Topics for PowerShell's ConvertFrom-JSON
Introduction to ConvertFrom-JSON
PowerShell has a technique called Here-String for dealing with text; you need special care when handling text contain a lot of speech marks and other delimiters. Languages such as VBScript handle speech marks with escape characters, however, I find the resulting syntax cumbersome, and my first attempts usually contain hard-to-find errors. PowerShell handles this text data conversion easily, provided you master the Here-String construction. Here is a simple example:
Key point: Place @", and especially the final, "@ on their own line.
$Victim = $Input | ConvertFrom-JSON
Note 1: Observe the crucial @".."@ wrapper
# ConvertFrom-JSON output result:
FirstName LastName Email
Import users from a spreadsheet. Just provide a list of the users with their fields in the top row, and save as .csv file. Then launch this FREE utility and match your fields with AD's attributes, click and import the users.
Optionally, you can provide the name of the OU where the new accounts will be born. Download your FREE bulk import tool.
If you need more comprehensive application analysis software,

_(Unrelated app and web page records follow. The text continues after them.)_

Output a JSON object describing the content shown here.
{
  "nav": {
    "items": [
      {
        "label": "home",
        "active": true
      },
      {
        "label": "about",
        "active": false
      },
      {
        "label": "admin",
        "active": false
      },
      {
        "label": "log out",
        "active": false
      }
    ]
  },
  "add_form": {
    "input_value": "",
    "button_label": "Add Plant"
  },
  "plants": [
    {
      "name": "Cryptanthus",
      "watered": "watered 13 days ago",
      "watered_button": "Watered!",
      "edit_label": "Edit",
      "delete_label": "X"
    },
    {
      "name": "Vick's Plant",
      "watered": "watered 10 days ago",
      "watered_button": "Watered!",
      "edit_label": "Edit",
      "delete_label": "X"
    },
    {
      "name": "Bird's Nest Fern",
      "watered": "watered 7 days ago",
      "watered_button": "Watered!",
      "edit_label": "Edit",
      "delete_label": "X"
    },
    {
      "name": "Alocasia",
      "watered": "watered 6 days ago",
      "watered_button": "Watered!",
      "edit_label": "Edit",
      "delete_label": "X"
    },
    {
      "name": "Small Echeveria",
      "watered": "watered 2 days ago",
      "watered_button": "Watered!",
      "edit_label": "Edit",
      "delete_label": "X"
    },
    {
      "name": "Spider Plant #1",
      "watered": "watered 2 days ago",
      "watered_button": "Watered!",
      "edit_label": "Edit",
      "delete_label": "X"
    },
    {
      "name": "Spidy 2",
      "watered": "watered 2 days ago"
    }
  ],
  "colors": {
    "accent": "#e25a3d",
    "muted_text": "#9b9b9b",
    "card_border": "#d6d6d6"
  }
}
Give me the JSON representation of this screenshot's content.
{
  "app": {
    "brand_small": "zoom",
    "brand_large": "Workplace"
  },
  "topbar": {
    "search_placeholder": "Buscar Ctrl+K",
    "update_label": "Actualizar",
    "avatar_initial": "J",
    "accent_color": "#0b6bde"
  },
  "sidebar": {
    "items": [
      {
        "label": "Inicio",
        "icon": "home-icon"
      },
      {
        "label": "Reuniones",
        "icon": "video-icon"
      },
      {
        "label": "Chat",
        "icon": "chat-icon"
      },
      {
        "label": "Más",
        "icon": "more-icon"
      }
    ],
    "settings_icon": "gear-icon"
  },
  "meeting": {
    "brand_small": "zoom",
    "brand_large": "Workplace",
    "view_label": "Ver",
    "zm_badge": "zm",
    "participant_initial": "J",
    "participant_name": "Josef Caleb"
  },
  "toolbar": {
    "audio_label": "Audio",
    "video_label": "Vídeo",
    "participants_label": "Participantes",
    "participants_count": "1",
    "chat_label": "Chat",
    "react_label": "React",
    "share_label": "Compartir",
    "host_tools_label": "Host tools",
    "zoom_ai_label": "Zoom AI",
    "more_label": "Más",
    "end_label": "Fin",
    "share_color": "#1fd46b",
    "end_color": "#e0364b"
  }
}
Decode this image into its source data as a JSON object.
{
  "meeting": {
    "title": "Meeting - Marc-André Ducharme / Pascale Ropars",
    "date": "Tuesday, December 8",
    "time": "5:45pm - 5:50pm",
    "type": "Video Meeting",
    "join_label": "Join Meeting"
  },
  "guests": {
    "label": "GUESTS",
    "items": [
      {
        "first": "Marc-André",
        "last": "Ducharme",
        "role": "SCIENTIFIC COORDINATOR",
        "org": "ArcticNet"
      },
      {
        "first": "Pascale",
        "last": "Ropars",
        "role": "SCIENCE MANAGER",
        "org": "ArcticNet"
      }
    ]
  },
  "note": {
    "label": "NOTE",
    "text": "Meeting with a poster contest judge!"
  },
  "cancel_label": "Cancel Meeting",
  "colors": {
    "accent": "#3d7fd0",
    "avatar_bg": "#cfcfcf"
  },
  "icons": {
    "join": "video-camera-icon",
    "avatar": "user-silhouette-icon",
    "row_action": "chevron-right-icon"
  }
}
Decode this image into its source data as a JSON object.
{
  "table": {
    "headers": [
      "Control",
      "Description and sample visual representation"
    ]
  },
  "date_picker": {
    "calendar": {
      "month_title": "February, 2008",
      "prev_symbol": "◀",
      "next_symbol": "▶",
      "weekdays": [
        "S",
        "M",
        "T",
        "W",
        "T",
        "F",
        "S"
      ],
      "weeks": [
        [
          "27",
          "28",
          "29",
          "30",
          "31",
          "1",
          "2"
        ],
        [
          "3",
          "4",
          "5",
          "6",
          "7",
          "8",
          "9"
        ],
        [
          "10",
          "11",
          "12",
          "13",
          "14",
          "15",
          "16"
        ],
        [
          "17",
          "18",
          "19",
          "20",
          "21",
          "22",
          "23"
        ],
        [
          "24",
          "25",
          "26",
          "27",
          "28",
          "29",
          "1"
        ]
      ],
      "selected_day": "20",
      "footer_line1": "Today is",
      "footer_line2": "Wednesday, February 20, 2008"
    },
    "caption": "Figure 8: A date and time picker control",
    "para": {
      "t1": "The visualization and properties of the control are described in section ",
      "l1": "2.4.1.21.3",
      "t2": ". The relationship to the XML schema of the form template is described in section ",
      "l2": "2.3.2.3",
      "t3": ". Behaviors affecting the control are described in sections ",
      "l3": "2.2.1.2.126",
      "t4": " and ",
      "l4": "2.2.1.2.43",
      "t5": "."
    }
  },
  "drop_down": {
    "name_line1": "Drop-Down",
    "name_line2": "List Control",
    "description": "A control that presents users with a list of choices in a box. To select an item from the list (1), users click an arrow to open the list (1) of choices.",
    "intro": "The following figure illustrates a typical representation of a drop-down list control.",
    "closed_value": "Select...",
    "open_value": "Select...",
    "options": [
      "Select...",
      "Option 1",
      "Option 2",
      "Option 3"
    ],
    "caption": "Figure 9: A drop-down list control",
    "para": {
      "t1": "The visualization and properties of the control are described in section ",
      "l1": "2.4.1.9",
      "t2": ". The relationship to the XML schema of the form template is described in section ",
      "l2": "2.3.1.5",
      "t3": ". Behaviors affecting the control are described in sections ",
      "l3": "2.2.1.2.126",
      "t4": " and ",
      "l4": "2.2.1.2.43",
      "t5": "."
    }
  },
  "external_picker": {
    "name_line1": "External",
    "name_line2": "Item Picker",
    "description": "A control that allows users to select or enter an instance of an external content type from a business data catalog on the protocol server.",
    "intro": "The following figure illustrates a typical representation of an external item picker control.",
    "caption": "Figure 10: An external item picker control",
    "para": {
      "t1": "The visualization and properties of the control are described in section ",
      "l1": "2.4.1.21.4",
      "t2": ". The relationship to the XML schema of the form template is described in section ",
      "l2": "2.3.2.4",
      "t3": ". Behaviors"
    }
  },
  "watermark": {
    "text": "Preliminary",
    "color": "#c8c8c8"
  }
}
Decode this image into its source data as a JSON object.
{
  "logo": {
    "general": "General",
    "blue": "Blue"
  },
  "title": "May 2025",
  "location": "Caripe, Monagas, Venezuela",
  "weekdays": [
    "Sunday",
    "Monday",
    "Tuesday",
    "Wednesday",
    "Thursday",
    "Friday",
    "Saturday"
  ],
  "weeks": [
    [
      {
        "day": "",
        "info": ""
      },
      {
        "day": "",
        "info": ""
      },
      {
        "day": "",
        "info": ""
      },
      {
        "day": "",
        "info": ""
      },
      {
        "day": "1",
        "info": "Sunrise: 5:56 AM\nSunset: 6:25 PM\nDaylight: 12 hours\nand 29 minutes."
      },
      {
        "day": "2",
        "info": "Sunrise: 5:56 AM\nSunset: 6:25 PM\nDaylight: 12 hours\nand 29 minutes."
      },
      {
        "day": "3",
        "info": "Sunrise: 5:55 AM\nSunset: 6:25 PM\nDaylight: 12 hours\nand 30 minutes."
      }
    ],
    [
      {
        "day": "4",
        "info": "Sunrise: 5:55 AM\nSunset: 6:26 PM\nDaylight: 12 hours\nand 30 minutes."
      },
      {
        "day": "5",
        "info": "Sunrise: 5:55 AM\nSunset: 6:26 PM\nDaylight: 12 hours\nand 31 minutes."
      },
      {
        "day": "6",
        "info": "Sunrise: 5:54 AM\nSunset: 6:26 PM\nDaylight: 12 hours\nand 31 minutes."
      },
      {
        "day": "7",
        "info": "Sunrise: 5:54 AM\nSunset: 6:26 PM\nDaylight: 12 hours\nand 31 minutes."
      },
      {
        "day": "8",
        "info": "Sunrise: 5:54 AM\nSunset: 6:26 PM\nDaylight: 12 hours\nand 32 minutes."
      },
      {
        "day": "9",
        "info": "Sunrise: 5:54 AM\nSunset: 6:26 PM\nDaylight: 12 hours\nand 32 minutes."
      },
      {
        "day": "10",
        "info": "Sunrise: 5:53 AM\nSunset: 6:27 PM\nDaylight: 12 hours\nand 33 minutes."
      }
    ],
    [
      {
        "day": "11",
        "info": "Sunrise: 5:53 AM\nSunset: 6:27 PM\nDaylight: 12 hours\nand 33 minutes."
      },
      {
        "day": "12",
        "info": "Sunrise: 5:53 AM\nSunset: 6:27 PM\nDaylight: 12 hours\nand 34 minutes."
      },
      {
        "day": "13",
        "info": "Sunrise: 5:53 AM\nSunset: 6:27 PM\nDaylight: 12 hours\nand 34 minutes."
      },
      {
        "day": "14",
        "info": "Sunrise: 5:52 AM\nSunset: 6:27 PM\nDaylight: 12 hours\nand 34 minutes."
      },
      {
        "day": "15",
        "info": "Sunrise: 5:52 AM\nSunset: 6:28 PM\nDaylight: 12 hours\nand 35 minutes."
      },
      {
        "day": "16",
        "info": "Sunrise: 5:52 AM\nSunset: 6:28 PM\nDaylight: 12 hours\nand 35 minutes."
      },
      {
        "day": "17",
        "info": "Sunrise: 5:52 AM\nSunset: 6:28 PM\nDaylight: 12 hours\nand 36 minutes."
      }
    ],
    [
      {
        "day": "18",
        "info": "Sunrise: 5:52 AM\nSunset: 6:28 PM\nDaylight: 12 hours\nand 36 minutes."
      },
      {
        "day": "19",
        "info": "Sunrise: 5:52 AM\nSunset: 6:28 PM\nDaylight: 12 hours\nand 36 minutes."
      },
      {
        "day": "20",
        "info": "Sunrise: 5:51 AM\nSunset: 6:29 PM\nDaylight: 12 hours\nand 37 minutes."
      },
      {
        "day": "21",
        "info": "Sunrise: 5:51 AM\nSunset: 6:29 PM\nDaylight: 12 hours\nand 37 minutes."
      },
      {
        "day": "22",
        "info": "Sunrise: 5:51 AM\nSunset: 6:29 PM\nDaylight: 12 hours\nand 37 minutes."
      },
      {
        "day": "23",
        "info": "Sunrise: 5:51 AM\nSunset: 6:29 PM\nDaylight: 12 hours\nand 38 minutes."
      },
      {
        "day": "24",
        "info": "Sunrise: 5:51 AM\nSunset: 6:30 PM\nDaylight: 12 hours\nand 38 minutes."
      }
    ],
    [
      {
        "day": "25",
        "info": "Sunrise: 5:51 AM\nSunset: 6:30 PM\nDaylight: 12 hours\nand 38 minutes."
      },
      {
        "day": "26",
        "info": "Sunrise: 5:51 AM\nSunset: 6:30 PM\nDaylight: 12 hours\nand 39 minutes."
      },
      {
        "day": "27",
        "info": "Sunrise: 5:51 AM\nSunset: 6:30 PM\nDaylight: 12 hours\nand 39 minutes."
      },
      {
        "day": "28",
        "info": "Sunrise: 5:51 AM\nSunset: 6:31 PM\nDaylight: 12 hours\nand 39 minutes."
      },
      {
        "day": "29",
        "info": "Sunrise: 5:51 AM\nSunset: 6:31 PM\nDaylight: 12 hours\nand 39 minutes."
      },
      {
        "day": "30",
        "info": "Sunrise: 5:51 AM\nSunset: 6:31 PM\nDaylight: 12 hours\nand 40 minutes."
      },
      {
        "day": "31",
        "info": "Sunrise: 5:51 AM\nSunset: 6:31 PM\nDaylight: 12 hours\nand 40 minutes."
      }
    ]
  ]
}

How did I know that: "The ConvertFrom-JSON cmdlet converts a JSON-formatted string to custom object (PSCustomObject) that has a property for each field in the JSON string"? The answer is that I interrogated the cmdlet with PowerShell's Get-Help thus:
Note 3: As is usual with Get-Help, the -Full parameter reveals examples of the cmdlet in action.
Remember the Difference Between @" and @'.
Be aware of the significance of @" and @'. PowerShell consistently treats the single quote as meaning literal, don't convert, whereas double quotes cause PowerShell to process variables as necessary. Here is a suitable vehicle to see the difference:
# Problem: single quote.
One is "$(1*1)"
Swap @" and "@ for @' and '@
## Result: Variable substitution inside @"...."@
Pay attention to sequencing. Start with @" (and not "@); finish with "@ (and not @").
Employ the correct type of quotes. Make sure that the text block itself employs only straight single or double quotes, not the curly variants. These alternatives, which I don't advise, precede quotation mark with the word left or right: For example &rsquo or Alt+0146; (right single quotation mark ’ ).
Research More ConvertFrom Cmdlets
The last cmdlet ConvertFrom-StringData surprised me; further research revealed that it also uses the here-string construction @'...'@.
Summary of PowerShell's ConvertFrom-JSON Cmdlet
If you like this page then please share it with your friends
See more Microsoft PowerShell output tutorials:
Please email me if you have a better example script. Also please report any factual mistakes, grammatical errors or broken links, I will be happy to correct the fault.